What I found after I had done a few batches was the unexpected fact that making a tart suits my lifestyle rather well if I divide the work into two or more short stages; making the dough this evening and make the filling and bake the tart tomorrow, and so on.  Also, once you got used to it all, the multi-stage tart-making process doesn't feel as daunting as it used to. 


And the more you make them, the better you get at it, right?  That, I'm afraid to say, doesn't seem to be the case with my tart-making skills - or at least not where rolling the dough and lining a pan with it is concerned.  But I quickly learned to be forgiving of all the uneven, cracked, and/or flimsy-edged tart shells I bake, and not to let my less-than-perfect pastry get me down too much.

Even when they are not looking perfect, tarts loaded with fruits of the season are perfectly delicious.  Besides, some types of tarts are totally allowed to look more or less misshapen.


Now, what exactly is it that makes a tart, well, a tart?  How is it different from a pie?   You can google it away, but there seems to be no definitive, I mean DEFINITIVE, definition of a tart, or a line that sets a tart apart from things like a pie, or even a cake.   Not all tarts have a crusty crust; some are like a thinly-baked cake, and others have a yeast-raised dough.  It would seem that you can basically call anything a tart if it is thin-ish.  And I'm perfectly alright with that.
Speaking of the ingredients, I've been trying out different things, a bit of departure from the usuals, i.e. butter, wheat flour, sugar, and eggs.  I've always interested in baking (and cooking) with 'alternative' ingredients, and as much as I adore classic tarts made using good butter and eggs, it's been both fun and liberating an experience to try and bake tarts with 'different' ingredients such as rice flour, buckwheat flour, oat flour, rapeseed oil, coconut oil, soy milk, nut milk, maple sugar, and coconut sugar, among other things.


As a curious baker, I've always been game for baking with different ingredients and recipes, and am always drawn to healthier options.  I've enjoyed baking from some macrobiotic books, and vegan and gluten free recipe books, among other things, and the latest addition to my collection of those lines of the baking books is a Japanese title called かんたんお菓子 ('Simple Treats') (Wave Publishers, 2012) written by Hiroko Shirasaki, a cooking instructor and author who runs organic (and egg- and dairy-free, mostly vegetarian) cooking school called Shirasaki Chakai.
Tarts and tartlets featured in this book are built on a dough made using rapeseed oil (I use a good, cold-pressed kind) and a tiny bit of white sesame paste, filled with such interesting things as a 'custard' that consists of soy milk and rapeseed oil in place of milk and eggs, an almond cream made with silken tofu, ground almonds, and natural beet sugar.  All of them can be prepared in a snap, and are quite open to substitutions as I've found out having tried different kinds of flours and milks.  Not all of my attempts have been successful, but hugely fun nonetheless.  You will find a lot of them in the following.

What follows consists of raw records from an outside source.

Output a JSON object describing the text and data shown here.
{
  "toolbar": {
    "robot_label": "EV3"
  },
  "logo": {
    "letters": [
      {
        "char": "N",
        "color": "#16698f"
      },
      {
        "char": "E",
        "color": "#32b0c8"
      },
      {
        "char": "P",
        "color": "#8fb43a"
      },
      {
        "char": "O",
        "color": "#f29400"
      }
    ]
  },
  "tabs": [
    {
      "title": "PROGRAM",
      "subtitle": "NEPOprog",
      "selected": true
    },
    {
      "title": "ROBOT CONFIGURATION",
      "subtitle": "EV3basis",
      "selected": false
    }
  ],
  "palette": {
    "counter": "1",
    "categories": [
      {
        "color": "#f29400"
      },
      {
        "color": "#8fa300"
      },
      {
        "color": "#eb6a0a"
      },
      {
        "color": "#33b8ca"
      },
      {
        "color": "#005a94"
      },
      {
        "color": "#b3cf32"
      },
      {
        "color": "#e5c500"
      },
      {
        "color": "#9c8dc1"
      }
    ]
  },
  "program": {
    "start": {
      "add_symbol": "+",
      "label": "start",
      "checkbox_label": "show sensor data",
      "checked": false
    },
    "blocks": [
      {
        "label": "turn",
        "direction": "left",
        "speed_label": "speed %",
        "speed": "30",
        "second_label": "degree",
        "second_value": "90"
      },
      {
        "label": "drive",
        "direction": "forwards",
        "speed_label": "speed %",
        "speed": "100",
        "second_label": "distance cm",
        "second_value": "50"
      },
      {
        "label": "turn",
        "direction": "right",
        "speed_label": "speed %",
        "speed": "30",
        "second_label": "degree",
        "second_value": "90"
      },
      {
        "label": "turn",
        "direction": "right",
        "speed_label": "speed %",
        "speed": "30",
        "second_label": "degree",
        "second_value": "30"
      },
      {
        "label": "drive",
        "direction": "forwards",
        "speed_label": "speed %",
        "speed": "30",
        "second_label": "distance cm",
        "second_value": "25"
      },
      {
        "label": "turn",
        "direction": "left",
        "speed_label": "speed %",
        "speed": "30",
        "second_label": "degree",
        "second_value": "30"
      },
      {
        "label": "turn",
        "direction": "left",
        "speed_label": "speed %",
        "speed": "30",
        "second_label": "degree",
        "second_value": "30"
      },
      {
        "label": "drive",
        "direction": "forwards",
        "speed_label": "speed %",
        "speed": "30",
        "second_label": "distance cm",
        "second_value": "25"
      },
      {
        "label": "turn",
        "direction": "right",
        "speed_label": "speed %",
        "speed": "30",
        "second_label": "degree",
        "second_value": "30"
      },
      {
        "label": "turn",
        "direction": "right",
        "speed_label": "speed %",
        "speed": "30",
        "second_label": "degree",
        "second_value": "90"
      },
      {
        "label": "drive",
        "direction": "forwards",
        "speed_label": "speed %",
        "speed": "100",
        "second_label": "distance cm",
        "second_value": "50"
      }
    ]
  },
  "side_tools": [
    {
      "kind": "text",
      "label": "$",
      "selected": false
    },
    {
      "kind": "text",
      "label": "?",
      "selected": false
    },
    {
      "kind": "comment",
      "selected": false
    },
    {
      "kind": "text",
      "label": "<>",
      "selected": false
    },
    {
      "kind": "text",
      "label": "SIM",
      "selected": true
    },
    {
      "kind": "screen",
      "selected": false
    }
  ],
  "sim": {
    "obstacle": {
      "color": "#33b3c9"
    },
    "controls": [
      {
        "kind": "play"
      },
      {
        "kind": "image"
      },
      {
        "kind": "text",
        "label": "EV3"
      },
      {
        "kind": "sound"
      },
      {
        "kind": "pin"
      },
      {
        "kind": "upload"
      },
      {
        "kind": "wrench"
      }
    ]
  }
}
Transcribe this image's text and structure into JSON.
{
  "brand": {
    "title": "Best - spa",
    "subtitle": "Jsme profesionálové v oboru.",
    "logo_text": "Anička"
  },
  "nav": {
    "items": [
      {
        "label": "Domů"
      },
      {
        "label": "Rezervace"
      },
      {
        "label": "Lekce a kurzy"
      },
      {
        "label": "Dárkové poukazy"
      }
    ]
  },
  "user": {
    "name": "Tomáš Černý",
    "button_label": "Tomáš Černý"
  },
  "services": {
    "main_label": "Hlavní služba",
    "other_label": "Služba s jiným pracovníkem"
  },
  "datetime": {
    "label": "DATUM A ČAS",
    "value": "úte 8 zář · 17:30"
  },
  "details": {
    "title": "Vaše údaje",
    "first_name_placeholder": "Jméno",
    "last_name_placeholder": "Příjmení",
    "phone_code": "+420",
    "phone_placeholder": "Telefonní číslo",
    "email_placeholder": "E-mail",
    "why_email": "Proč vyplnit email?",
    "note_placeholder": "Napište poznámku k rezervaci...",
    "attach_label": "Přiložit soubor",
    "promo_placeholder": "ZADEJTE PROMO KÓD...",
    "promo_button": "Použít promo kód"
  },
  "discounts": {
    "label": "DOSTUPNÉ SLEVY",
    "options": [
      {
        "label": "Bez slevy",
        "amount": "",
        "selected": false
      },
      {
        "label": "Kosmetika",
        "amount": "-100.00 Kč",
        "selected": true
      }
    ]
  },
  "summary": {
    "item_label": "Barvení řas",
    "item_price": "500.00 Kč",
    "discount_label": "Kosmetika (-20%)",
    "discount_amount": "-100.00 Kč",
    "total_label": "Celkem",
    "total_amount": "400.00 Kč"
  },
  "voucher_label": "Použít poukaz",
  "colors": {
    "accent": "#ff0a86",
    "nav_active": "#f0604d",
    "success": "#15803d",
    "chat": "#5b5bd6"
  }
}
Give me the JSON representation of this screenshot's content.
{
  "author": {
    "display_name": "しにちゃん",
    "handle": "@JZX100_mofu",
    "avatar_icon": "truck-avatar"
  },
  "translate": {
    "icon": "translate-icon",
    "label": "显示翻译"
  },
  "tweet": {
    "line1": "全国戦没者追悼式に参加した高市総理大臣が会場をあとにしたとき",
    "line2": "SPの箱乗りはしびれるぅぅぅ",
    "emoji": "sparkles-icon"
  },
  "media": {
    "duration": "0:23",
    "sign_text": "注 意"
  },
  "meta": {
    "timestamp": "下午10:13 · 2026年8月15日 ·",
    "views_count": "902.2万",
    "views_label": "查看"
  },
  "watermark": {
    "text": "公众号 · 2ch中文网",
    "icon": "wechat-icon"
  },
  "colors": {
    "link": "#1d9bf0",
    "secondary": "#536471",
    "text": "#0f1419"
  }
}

So there are already so many recipes for tarts out there, and when you are playing around with the ingredients, the possibilities are endless. 
And THAT, my friends, is how I got myself deeply into the world of tart baking in the summer of 2012, and I couldn't really include all those tarts and tartlets I'd made in that humongous post about baking with summer fruits which without them was already waaaaaay too long.


So I decided to do a separate post focusing on the tarts, and it's been a very long time coming but it's finally here, dedicated to tarts and tarlets starring fresh fruits of the season: autumn.